They set up a Sunday afternoon “class” for him, and I joined, with my younger daughter (who was about 10 at the time). Well, I stuck with it despite the two kids losing interest.

I consider all of these as examples of lifelong learning, which is something I think we should all be doing to keep ourselves exploring more about the world around us, and challenging our brains all the time. It can satisfy one’s curiosity, and it provides you something interesting to talk about with others that might spark fun conversations about books to read, movies to see or other things.

For me, the biggest reason to continue on this path is because it makes life interesting.

So how can you do this? Well, with the availability of colleges in our community, there are lots of options. I was fortunate to go with my husband to Elizabethtown College when they had one of William Shakespeare’s original folios of his plays and sonnets on display in the fall of 2016. At Penn State Harrisburg, we’ve had lectures by Steven Johnson giving insight on how innovation is created, by Jon Landau, producer of the movies “Avatar” and “Titanic,” and by community activist and actress Diane Guerrero in the spring of 2017.

You could learn a new skill or trade with a local group.

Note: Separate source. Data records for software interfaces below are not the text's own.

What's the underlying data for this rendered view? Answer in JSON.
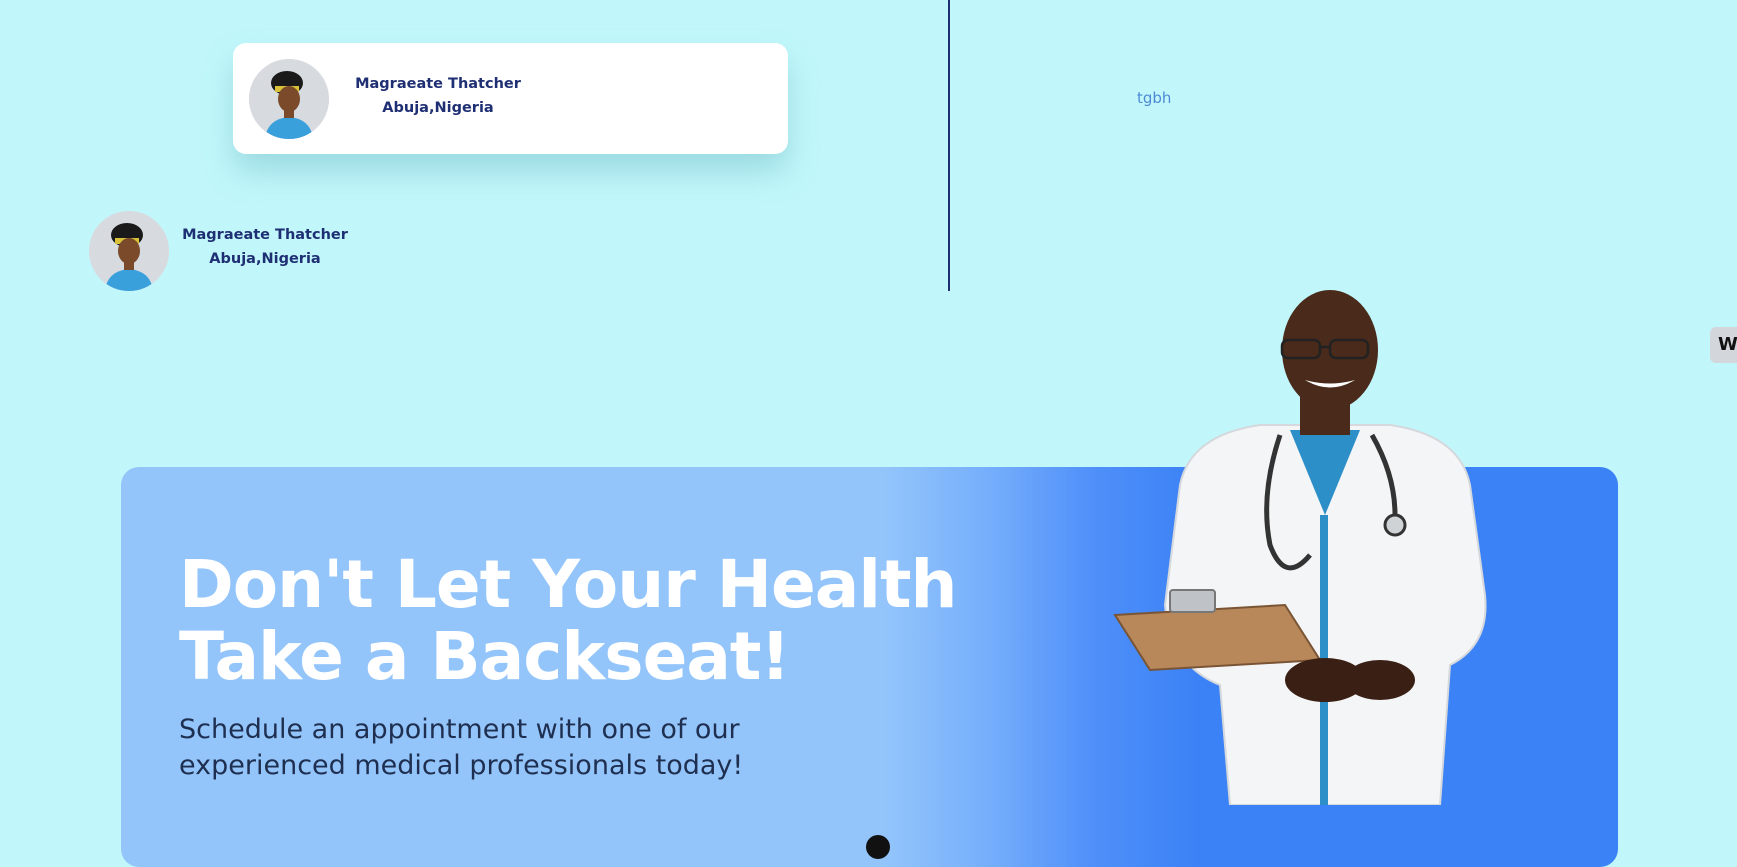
{
  "profile_card": {
    "name": "Magraeate Thatcher",
    "location": "Abuja,Nigeria"
  },
  "profile_plain": {
    "name": "Magraeate Thatcher",
    "location": "Abuja,Nigeria"
  },
  "side_text": "tgbh",
  "edge_tab": {
    "label": "W"
  },
  "hero": {
    "title_line1": "Don't Let Your Health",
    "title_line2": "Take a Backseat!",
    "subtitle_line1": "Schedule an appointment with one of our",
    "subtitle_line2": "experienced medical professionals today!"
  },
  "colors": {
    "page_bg": "#c1f7fb",
    "name_text": "#1f2f73",
    "banner_light": "#93c5fb",
    "banner_dark": "#3b82f6",
    "link_text": "#4d8ad6"
  }
}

For example, I’ve seen advertisements for getting into the master gardener’s classes through the Penn State Extension office.

I am involved with a local quilt group that has classes for specific types of quilts that I’ve enjoyed doing with the group.

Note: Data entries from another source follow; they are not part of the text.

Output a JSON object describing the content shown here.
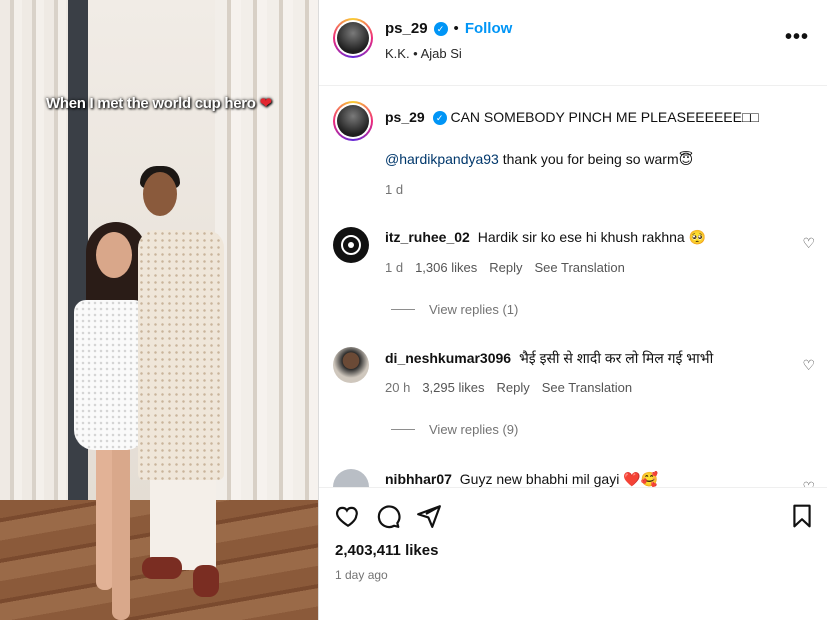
{
  "media": {
    "caption": "When I met the world cup hero",
    "caption_emoji": "❤"
  },
  "header": {
    "username": "ps_29",
    "verified_icon": "verified-badge-icon",
    "separator": "•",
    "follow_label": "Follow",
    "subtitle": "K.K. • Ajab Si",
    "more_label": "•••"
  },
  "post_caption": {
    "username": "ps_29",
    "text": "CAN SOMEBODY PINCH ME PLEASEEEEEE□□",
    "mention": "@hardikpandya93",
    "text2": "thank you for being so warm",
    "emoji": "😇",
    "time": "1 d"
  },
  "comments": [
    {
      "username": "itz_ruhee_02",
      "text": "Hardik sir ko ese hi khush rakhna",
      "emoji": "🥺",
      "time": "1 d",
      "likes": "1,306 likes",
      "reply": "Reply",
      "translate": "See Translation",
      "view_replies": "View replies (1)"
    },
    {
      "username": "di_neshkumar3096",
      "text": "भैई इसी से शादी कर लो मिल गई भाभी",
      "time": "20 h",
      "likes": "3,295 likes",
      "reply": "Reply",
      "translate": "See Translation",
      "view_replies": "View replies (9)"
    },
    {
      "username": "nibhhar07",
      "text": "Guyz new bhabhi mil gayi",
      "emoji": "❤️🥰"
    }
  ],
  "actions": {
    "like_icon": "heart-icon",
    "comment_icon": "comment-icon",
    "share_icon": "share-icon",
    "save_icon": "bookmark-icon",
    "likes": "2,403,411 likes",
    "time_ago": "1 day ago"
  },
  "colors": {
    "accent": "#0095f6",
    "muted": "#737373",
    "mention": "#00376b"
  }
}
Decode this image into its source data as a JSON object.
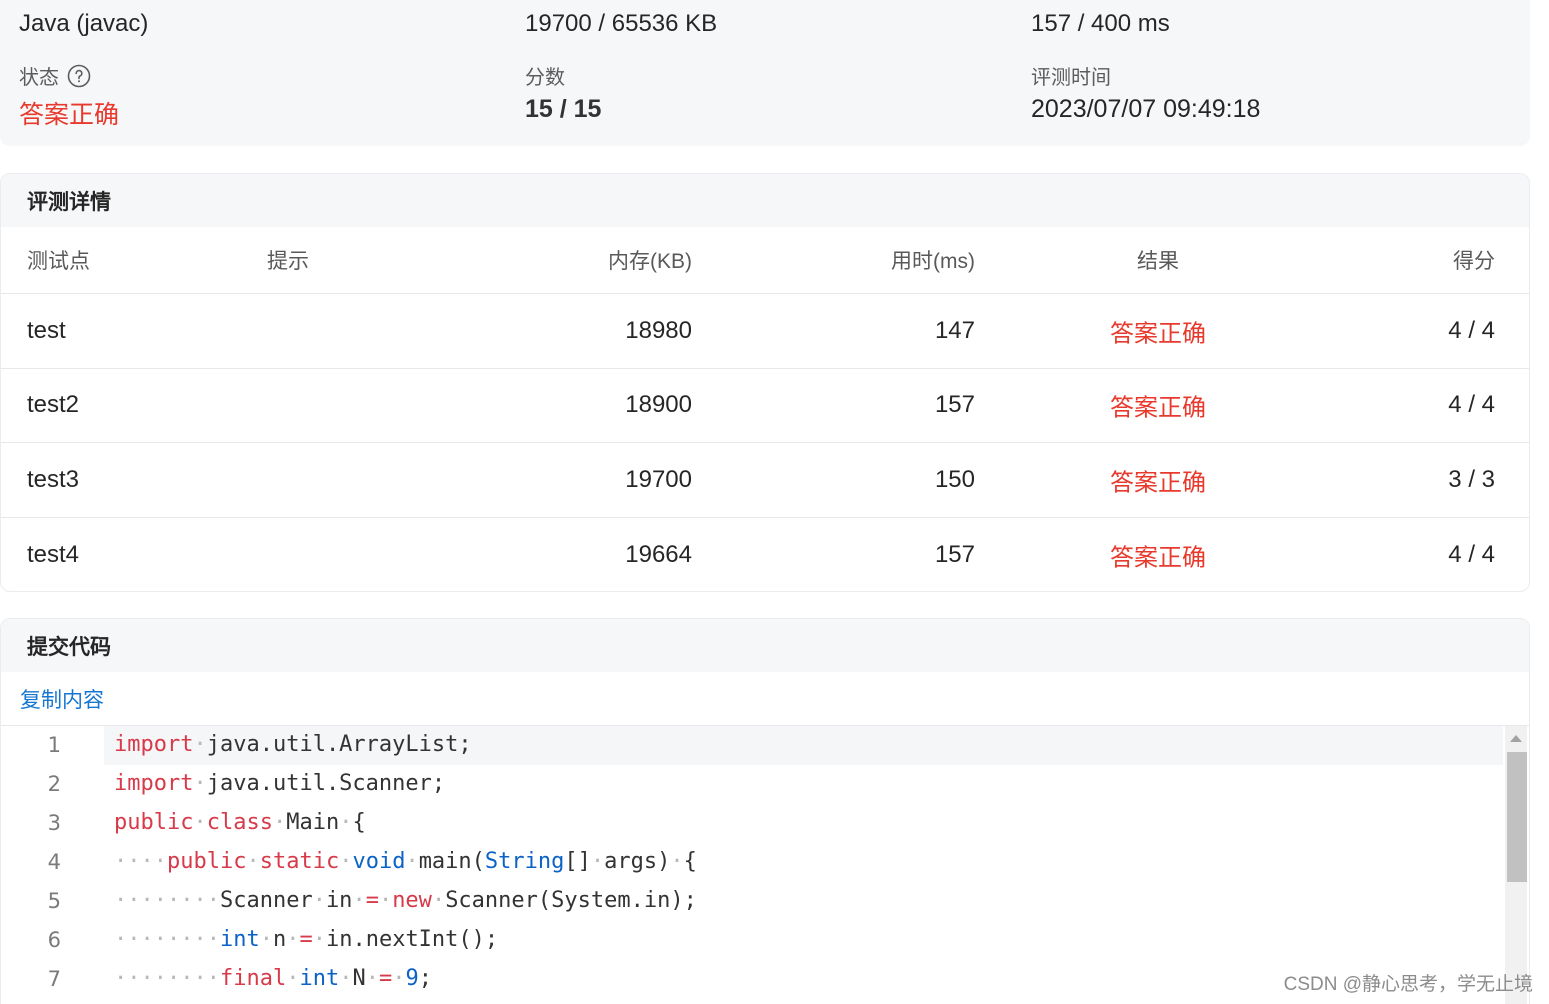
{
  "summary": {
    "language": "Java (javac)",
    "memory": "19700 / 65536 KB",
    "time": "157 / 400 ms",
    "status_label": "状态",
    "status_value": "答案正确",
    "score_label": "分数",
    "score_value": "15 / 15",
    "judge_time_label": "评测时间",
    "judge_time_value": "2023/07/07 09:49:18"
  },
  "details": {
    "title": "评测详情",
    "headers": {
      "case": "测试点",
      "hint": "提示",
      "memory": "内存(KB)",
      "time": "用时(ms)",
      "result": "结果",
      "score": "得分"
    },
    "rows": [
      {
        "case": "test",
        "hint": "",
        "memory": "18980",
        "time": "147",
        "result": "答案正确",
        "score": "4 / 4"
      },
      {
        "case": "test2",
        "hint": "",
        "memory": "18900",
        "time": "157",
        "result": "答案正确",
        "score": "4 / 4"
      },
      {
        "case": "test3",
        "hint": "",
        "memory": "19700",
        "time": "150",
        "result": "答案正确",
        "score": "3 / 3"
      },
      {
        "case": "test4",
        "hint": "",
        "memory": "19664",
        "time": "157",
        "result": "答案正确",
        "score": "4 / 4"
      }
    ]
  },
  "code": {
    "title": "提交代码",
    "copy_label": "复制内容",
    "lines": [
      {
        "n": "1",
        "text": "import java.util.ArrayList;"
      },
      {
        "n": "2",
        "text": "import java.util.Scanner;"
      },
      {
        "n": "3",
        "text": "public class Main {"
      },
      {
        "n": "4",
        "text": "    public static void main(String[] args) {"
      },
      {
        "n": "5",
        "text": "        Scanner in = new Scanner(System.in);"
      },
      {
        "n": "6",
        "text": "        int n = in.nextInt();"
      },
      {
        "n": "7",
        "text": "        final int N = 9;"
      }
    ]
  },
  "colors": {
    "accepted": "#e8392d",
    "link": "#1677d2",
    "keyword": "#d73a49",
    "type": "#0b62c7"
  },
  "watermark": "CSDN @静心思考，学无止境"
}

You could join one of the public speaking clubs, such as Toastmasters International, that has groups in the area. My husband has done that for a number of years and now teaches a class for Penn State Harrisburg in public speaking that is required for all students.

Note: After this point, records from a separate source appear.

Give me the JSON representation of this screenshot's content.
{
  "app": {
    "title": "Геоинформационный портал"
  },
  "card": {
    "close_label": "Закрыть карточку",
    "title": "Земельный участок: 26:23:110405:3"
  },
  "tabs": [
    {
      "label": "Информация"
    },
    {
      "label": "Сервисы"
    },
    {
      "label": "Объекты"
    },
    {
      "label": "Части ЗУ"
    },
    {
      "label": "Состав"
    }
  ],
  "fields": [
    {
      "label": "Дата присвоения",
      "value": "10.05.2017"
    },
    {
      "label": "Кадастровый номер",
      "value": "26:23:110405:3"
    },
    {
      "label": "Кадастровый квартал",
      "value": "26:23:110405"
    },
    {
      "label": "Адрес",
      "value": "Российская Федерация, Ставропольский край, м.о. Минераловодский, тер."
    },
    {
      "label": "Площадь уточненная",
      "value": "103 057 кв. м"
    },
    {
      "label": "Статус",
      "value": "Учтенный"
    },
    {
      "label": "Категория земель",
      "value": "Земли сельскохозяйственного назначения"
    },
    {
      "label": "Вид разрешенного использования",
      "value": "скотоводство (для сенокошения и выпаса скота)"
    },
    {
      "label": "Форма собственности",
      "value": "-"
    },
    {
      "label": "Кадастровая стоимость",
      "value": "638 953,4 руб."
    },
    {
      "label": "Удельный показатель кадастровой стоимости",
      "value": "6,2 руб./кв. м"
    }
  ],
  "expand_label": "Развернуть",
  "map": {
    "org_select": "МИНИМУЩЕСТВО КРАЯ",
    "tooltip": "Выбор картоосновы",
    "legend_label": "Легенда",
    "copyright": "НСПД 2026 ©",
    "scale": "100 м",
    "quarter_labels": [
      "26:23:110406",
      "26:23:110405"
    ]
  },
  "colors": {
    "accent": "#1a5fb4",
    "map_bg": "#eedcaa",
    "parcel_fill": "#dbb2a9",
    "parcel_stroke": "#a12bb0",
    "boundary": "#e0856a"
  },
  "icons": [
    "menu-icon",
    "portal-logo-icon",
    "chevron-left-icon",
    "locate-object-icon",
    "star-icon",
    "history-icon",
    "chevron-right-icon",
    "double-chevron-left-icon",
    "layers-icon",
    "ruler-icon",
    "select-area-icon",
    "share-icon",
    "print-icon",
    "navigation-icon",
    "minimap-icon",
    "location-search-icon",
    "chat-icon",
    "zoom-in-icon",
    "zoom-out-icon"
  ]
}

You could learn a new instrument or get practice singing in a choir (in fact, the Presbyterian Congregation of Middletown is looking for new members in the singing and bell choirs). Those activities have you learning new things about music all the time plus you get to interact with different people than you might normally.

I also have kept up my lifelong learning when I’ve offered to give talks for different groups on subjects about which I’m only mildly knowledgeable. This came up a few weeks ago when I offered to give a talk about Susannah and the Elders, an apocryphal story from the Bible. It was such fun to learn more about that story, the ancient language in which it was written, as well as show some of the many paintings and artistic representations of this story from the 14th century to the 1700s.

You can also be learning something for a new career or approach to one’s work. Penn State University offers a variety of online courses and trainings. Some are available through lynda.com. These types of courses include “how to give feedback” or “promoting your employees” or “improving your skills in ...”.

Then there are the academic courses one has access to such as introduction to statistics or how to view the stars. Some of these are also available through something called “MOOCs,” or massive open online courses on websites like Coursera and Udacity. These courses sometimes are free if you don’t want college credit and are taught by faculty from Harvard or Stanford, as well as other universities. They are completely online and have sometimes more than 100,000 students involved — hence the name.

So I encourage all of us to keep up with lifelong learning and use the time we have on Earth to explore more about our world and each other.

Susannah Gal is associate dean of research and outreach and a professor of biology at Penn State Harrisburg, and is a member of the Press & Journal Editorial Board. She has lived around the world and made Middletown her home in 2015. She can be reached at susannahgal1000@gmail.com.